Another rationale used to justify gambling is that portions of the revenues are used for good and charitable causes. For example, in some states like Missouri, state-sponsored gambling was approved by voters under the stipulation that portions of the gambling revenues be used to support and improve the state’s public education programs. Proponents of gambling use this rationale saying it cuts the amount of taxes citizens have to pay. Unfortunately this line of reasoning has often silenced Christians who, while not participating themselves in games of chance, will not protest its practice. This is essentially a selfish posture; one that ignores our responsibility to be salt and light in this world and to love our neighbor.

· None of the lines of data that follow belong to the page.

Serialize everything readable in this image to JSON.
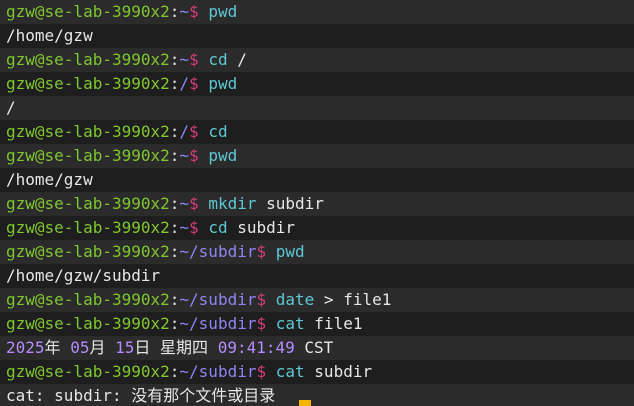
{
  "prompt": {
    "user_host": "gzw@se-lab-3990x2",
    "colon": ":",
    "symbol": "$"
  },
  "lines": [
    {
      "type": "prompt",
      "dir": "~",
      "cmd": "pwd",
      "args": ""
    },
    {
      "type": "output",
      "text": "/home/gzw"
    },
    {
      "type": "prompt",
      "dir": "~",
      "cmd": "cd",
      "args": "/"
    },
    {
      "type": "prompt",
      "dir": "/",
      "cmd": "pwd",
      "args": ""
    },
    {
      "type": "output",
      "text": "/"
    },
    {
      "type": "prompt",
      "dir": "/",
      "cmd": "cd",
      "args": ""
    },
    {
      "type": "prompt",
      "dir": "~",
      "cmd": "pwd",
      "args": ""
    },
    {
      "type": "output",
      "text": "/home/gzw"
    },
    {
      "type": "prompt",
      "dir": "~",
      "cmd": "mkdir",
      "args": "subdir"
    },
    {
      "type": "prompt",
      "dir": "~",
      "cmd": "cd",
      "args": "subdir"
    },
    {
      "type": "prompt",
      "dir": "~/subdir",
      "cmd": "pwd",
      "args": ""
    },
    {
      "type": "output",
      "text": "/home/gzw/subdir"
    },
    {
      "type": "prompt",
      "dir": "~/subdir",
      "cmd": "date",
      "args": "> file1"
    },
    {
      "type": "prompt",
      "dir": "~/subdir",
      "cmd": "cat",
      "args": "file1"
    },
    {
      "type": "date",
      "year": "2025",
      "yearSuffix": "年",
      "month": "05",
      "monthSuffix": "月",
      "day": "15",
      "daySuffix": "日",
      "weekday": "星期四",
      "time": "09:41:49",
      "tz": "CST"
    },
    {
      "type": "prompt",
      "dir": "~/subdir",
      "cmd": "cat",
      "args": "subdir"
    },
    {
      "type": "error",
      "prefix": "cat",
      "target": "subdir",
      "message": "没有那个文件或目录"
    }
  ],
  "colors": {
    "background": "#1e1e1e",
    "user_host": "#7fc62f",
    "directory": "#8c86f2",
    "symbol": "#d23c78",
    "command": "#5dc8d4",
    "cursor": "#f4b400"
  }
}
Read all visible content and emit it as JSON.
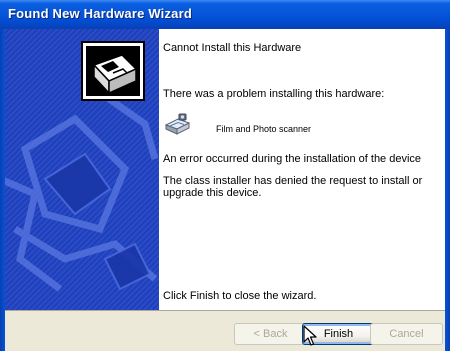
{
  "window": {
    "title": "Found New Hardware Wizard"
  },
  "content": {
    "heading": "Cannot Install this Hardware",
    "problem_text": "There was a problem installing this hardware:",
    "device_name": "Film and Photo scanner",
    "error_text": "An error occurred during the installation of the device",
    "detail_line1": "The class installer has denied the request to install or",
    "detail_line2": "upgrade this device.",
    "close_text": "Click Finish to close the wizard."
  },
  "buttons": {
    "back_label": "< Back",
    "finish_label": "Finish",
    "cancel_label": "Cancel"
  },
  "colors": {
    "titlebar": "#0553d8",
    "banner": "#1f3fb8",
    "dialog_background": "#ece9d8"
  }
}
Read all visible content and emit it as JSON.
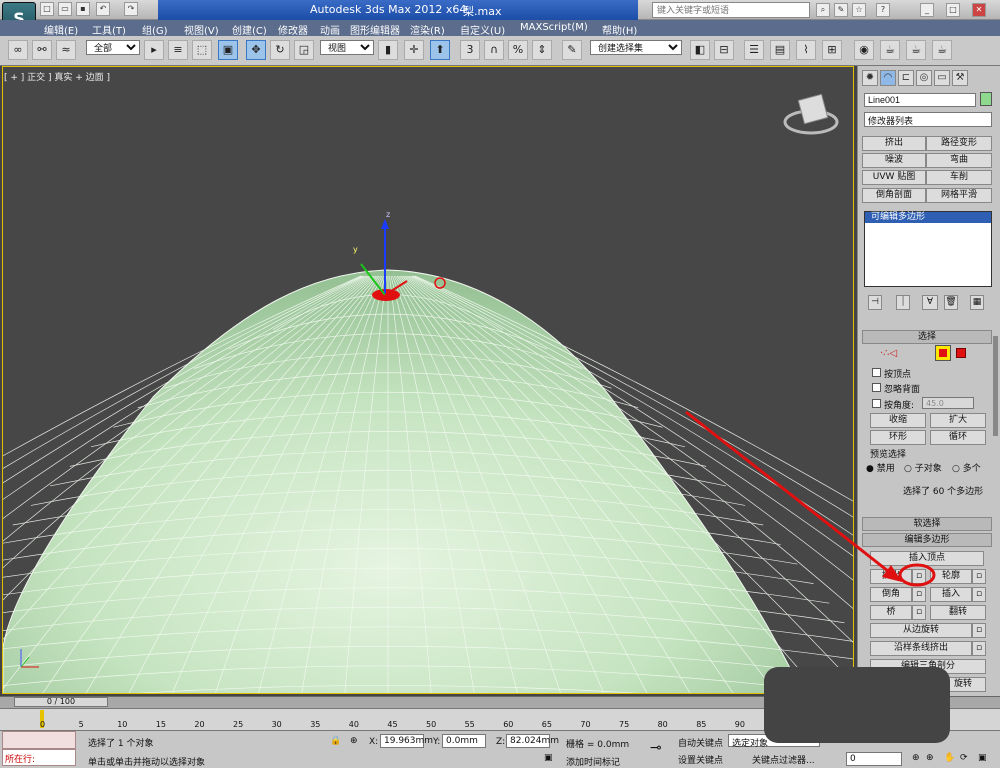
{
  "title": {
    "app": "Autodesk 3ds Max  2012 x64",
    "file": "梨.max",
    "search_placeholder": "键入关键字或短语"
  },
  "menu": [
    "编辑(E)",
    "工具(T)",
    "组(G)",
    "视图(V)",
    "创建(C)",
    "修改器",
    "动画",
    "图形编辑器",
    "渲染(R)",
    "自定义(U)",
    "MAXScript(M)",
    "帮助(H)"
  ],
  "toolbar": {
    "filter_value": "全部",
    "view_value": "视图",
    "snap_labels": [
      "3",
      "%"
    ],
    "selection_set_placeholder": "创建选择集"
  },
  "viewport": {
    "label": "[ + ] 正交 ] 真实 + 边面 ]",
    "axis_x": "x",
    "axis_y": "y",
    "axis_z": "z"
  },
  "panel": {
    "object_name": "Line001",
    "object_color": "#8fd98f",
    "modifier_list": "修改器列表",
    "modifier_buttons": [
      {
        "left": "挤出",
        "right": "路径变形"
      },
      {
        "left": "噪波",
        "right": "弯曲"
      },
      {
        "left": "UVW 贴图",
        "right": "车削"
      },
      {
        "left": "倒角剖面",
        "right": "网格平滑"
      }
    ],
    "stack_item": "可编辑多边形",
    "selection": {
      "header": "选择",
      "by_vertex": "按顶点",
      "ignore_back": "忽略背面",
      "by_angle": "按角度:",
      "angle_value": "45.0",
      "shrink": "收缩",
      "grow": "扩大",
      "ring": "环形",
      "loop": "循环",
      "preview_header": "预览选择",
      "preview_options": [
        "禁用",
        "子对象",
        "多个"
      ],
      "status": "选择了 60 个多边形"
    },
    "soft_selection": "软选择",
    "edit_polygons": {
      "header": "编辑多边形",
      "insert_vertex": "插入顶点",
      "extrude": "挤出",
      "outline": "轮廓",
      "bevel": "倒角",
      "inset": "插入",
      "bridge": "桥",
      "flip": "翻转",
      "hinge": "从边旋转",
      "extrude_spline": "沿样条线挤出",
      "edit_tri": "编辑三角剖分",
      "turn": "旋转"
    }
  },
  "timeline": {
    "slider": "0 / 100",
    "ticks": [
      "0",
      "5",
      "10",
      "15",
      "20",
      "25",
      "30",
      "35",
      "40",
      "45",
      "50",
      "55",
      "60",
      "65",
      "70",
      "75",
      "80",
      "85",
      "90"
    ]
  },
  "status": {
    "running": "所在行:",
    "selected": "选择了 1 个对象",
    "hint": "单击或单击并拖动以选择对象",
    "x_label": "X:",
    "x_value": "19.963mm",
    "y_label": "Y:",
    "y_value": "0.0mm",
    "z_label": "Z:",
    "z_value": "82.024mm",
    "grid": "栅格 = 0.0mm",
    "auto_key": "自动关键点",
    "set_key": "设置关键点",
    "selected_obj": "选定对象",
    "key_filters": "关键点过滤器...",
    "add_time_tag": "添加时间标记",
    "frame_value": "0"
  },
  "colors": {
    "accent": "#3b78c4",
    "annotation": "#e01010",
    "mesh": "#bfe2bf"
  }
}
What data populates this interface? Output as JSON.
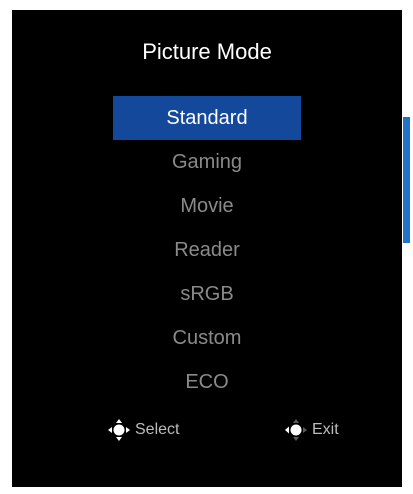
{
  "osd": {
    "title": "Picture Mode",
    "modes": [
      {
        "label": "Standard",
        "selected": true
      },
      {
        "label": "Gaming",
        "selected": false
      },
      {
        "label": "Movie",
        "selected": false
      },
      {
        "label": "Reader",
        "selected": false
      },
      {
        "label": "sRGB",
        "selected": false
      },
      {
        "label": "Custom",
        "selected": false
      },
      {
        "label": "ECO",
        "selected": false
      }
    ],
    "hints": {
      "select_label": "Select",
      "select_icon": "joystick-press-icon",
      "exit_label": "Exit",
      "exit_icon": "joystick-left-icon"
    }
  },
  "colors": {
    "background": "#000000",
    "selected_bg": "#13489a",
    "selected_text": "#ffffff",
    "unselected_text": "#8a8a8a",
    "scroll_indicator": "#1f73c8"
  }
}
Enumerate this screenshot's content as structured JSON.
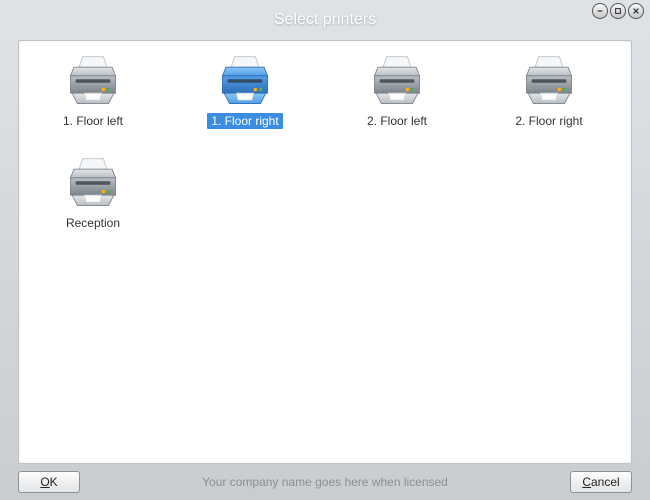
{
  "window": {
    "title": "Select printers"
  },
  "printers": [
    {
      "label": "1. Floor left",
      "selected": false
    },
    {
      "label": "1. Floor right",
      "selected": true
    },
    {
      "label": "2. Floor left",
      "selected": false
    },
    {
      "label": "2. Floor right",
      "selected": false
    },
    {
      "label": "Reception",
      "selected": false
    }
  ],
  "buttons": {
    "ok": "OK",
    "cancel": "Cancel"
  },
  "footer": {
    "license_text": "Your company name goes here when licensed"
  },
  "colors": {
    "selection": "#3a8de0",
    "titlebar_text": "#ffffff"
  }
}
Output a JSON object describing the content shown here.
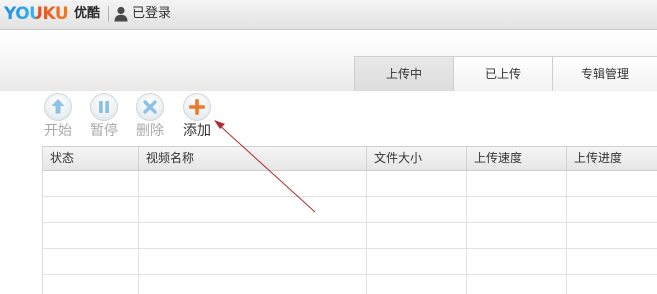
{
  "header": {
    "logo_latin": "YOUKU",
    "logo_chinese": "优酷",
    "user_status": "已登录"
  },
  "tabs": [
    {
      "label": "上传中",
      "active": true
    },
    {
      "label": "已上传",
      "active": false
    },
    {
      "label": "专辑管理",
      "active": false
    }
  ],
  "toolbar": [
    {
      "label": "开始",
      "icon": "up-arrow-icon",
      "enabled": false
    },
    {
      "label": "暂停",
      "icon": "pause-icon",
      "enabled": false
    },
    {
      "label": "删除",
      "icon": "x-icon",
      "enabled": false
    },
    {
      "label": "添加",
      "icon": "plus-icon",
      "enabled": true
    }
  ],
  "table": {
    "columns": [
      "状态",
      "视频名称",
      "文件大小",
      "上传速度",
      "上传进度"
    ],
    "rows": []
  },
  "colors": {
    "logo_blue": "#1e8fe6",
    "logo_orange": "#ec4a1c",
    "icon_blue": "#8cc2e8",
    "add_orange": "#f0762a",
    "annotation_arrow": "#b5282e"
  }
}
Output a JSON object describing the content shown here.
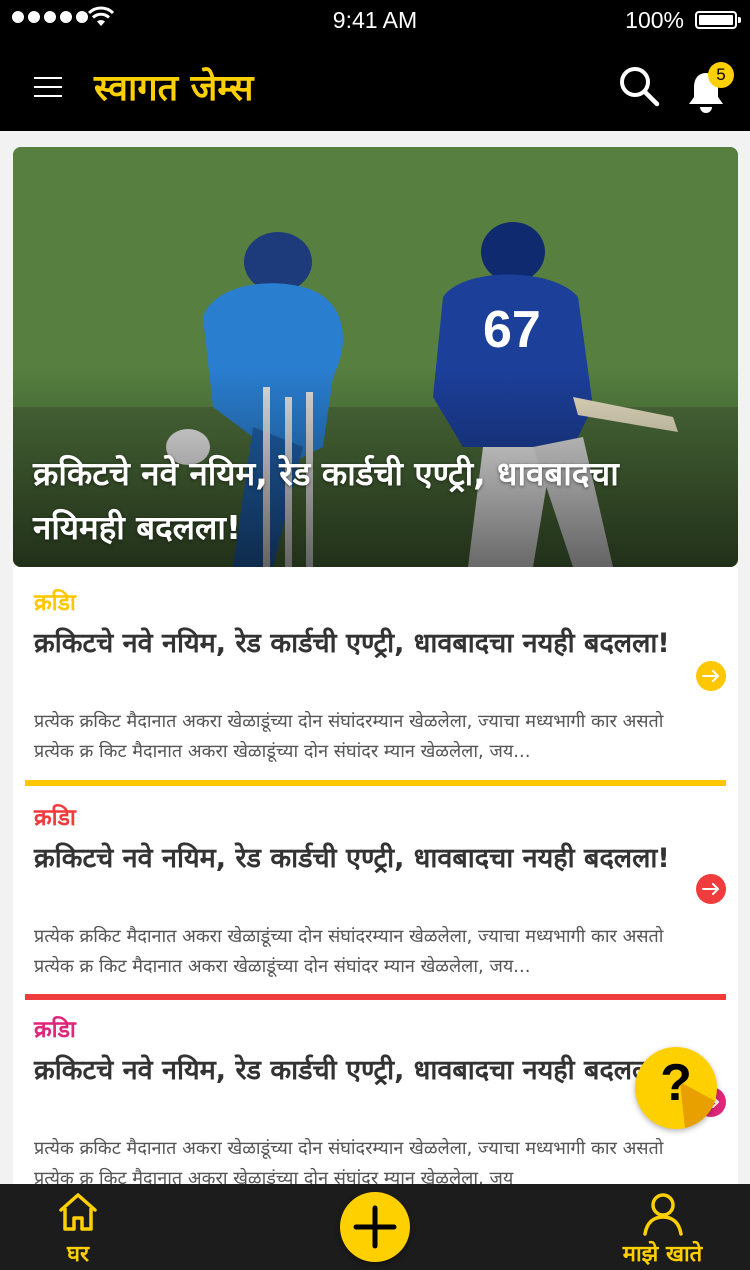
{
  "status_bar": {
    "time": "9:41 AM",
    "battery": "100%"
  },
  "header": {
    "title": "स्वागत जेम्स",
    "notifications_count": "5"
  },
  "hero": {
    "title": "क्रकिटचे नवे नयिम, रेड कार्डची एण्ट्री, धावबादचा नयिमही बदलला!"
  },
  "articles": [
    {
      "category": "क्रडिा",
      "headline": "क्रकिटचे नवे नयिम, रेड कार्डची एण्ट्री, धावबादचा नयही बदलला!",
      "excerpt": "प्रत्येक क्रकिट मैदानात अकरा खेळाडूंच्या दोन संघांदरम्यान खेळलेला, ज्याचा मध्यभागी कार असतो प्रत्येक क्र किट मैदानात अकरा खेळाडूंच्या दोन संघांदर म्यान खेळलेला, जय...",
      "accent": "#ffc700"
    },
    {
      "category": "क्रडिा",
      "headline": "क्रकिटचे नवे नयिम, रेड कार्डची एण्ट्री, धावबादचा नयही बदलला!",
      "excerpt": "प्रत्येक क्रकिट मैदानात अकरा खेळाडूंच्या दोन संघांदरम्यान खेळलेला, ज्याचा मध्यभागी कार असतो प्रत्येक क्र किट मैदानात अकरा खेळाडूंच्या दोन संघांदर म्यान खेळलेला, जय...",
      "accent": "#f03c3c"
    },
    {
      "category": "क्रडिा",
      "headline": "क्रकिटचे नवे नयिम, रेड कार्डची एण्ट्री, धावबादचा नयही बदलला!",
      "excerpt": "प्रत्येक क्रकिट मैदानात अकरा खेळाडूंच्या दोन संघांदरम्यान खेळलेला, ज्याचा मध्यभागी कार असतो प्रत्येक क्र किट मैदानात अकरा खेळाडूंच्या दोन संघांदर म्यान खेळलेला, जय",
      "accent": "#e0267a"
    }
  ],
  "bottom_nav": {
    "home_label": "घर",
    "account_label": "माझे खाते"
  },
  "icons": {
    "menu": "menu-icon",
    "search": "search-icon",
    "bell": "bell-icon",
    "arrow": "arrow-right-icon",
    "help": "help-icon",
    "home": "home-icon",
    "plus": "plus-icon",
    "user": "user-icon"
  },
  "colors": {
    "brand_yellow": "#ffd000",
    "header_bg": "#000000",
    "nav_bg": "#1c1c1c"
  }
}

In similar fashion, some professing Christians use the same good will rationale, suggesting that one can tithe on all winnings. But a question persists: can sin and evil ever produce good? Can darkness ever produce light? The Bibles says no. "What fellowship can light have with darkness?" (2 Corinthians 6:14). James 3:12-16 also applies: "My brothers, can a fig tree bear olives, or a grapevine bear figs? Neither can a salt spring produce fresh water. Who is wise and understanding among you? Let him show it by his good life, by deeds done in humility that comes from wisdom. But if you harbor bitter envy and selfish ambition in your hearts, do not boast about it or deny the truth. Such ‘wisdom’ does not come down from heaven but is earthly, unspiritual, of the devil. For where you have envy and selfish ambition, there you find disorder and every evil practice."

The above statement is based upon our common understanding of scriptural teaching. The official delineation of this position is found int he Assemblies of God position paper, "A Biblical Perspective on Gambling," 1983.

All Scripture quotations are from the New International Version (NIV) unless otherwise specified.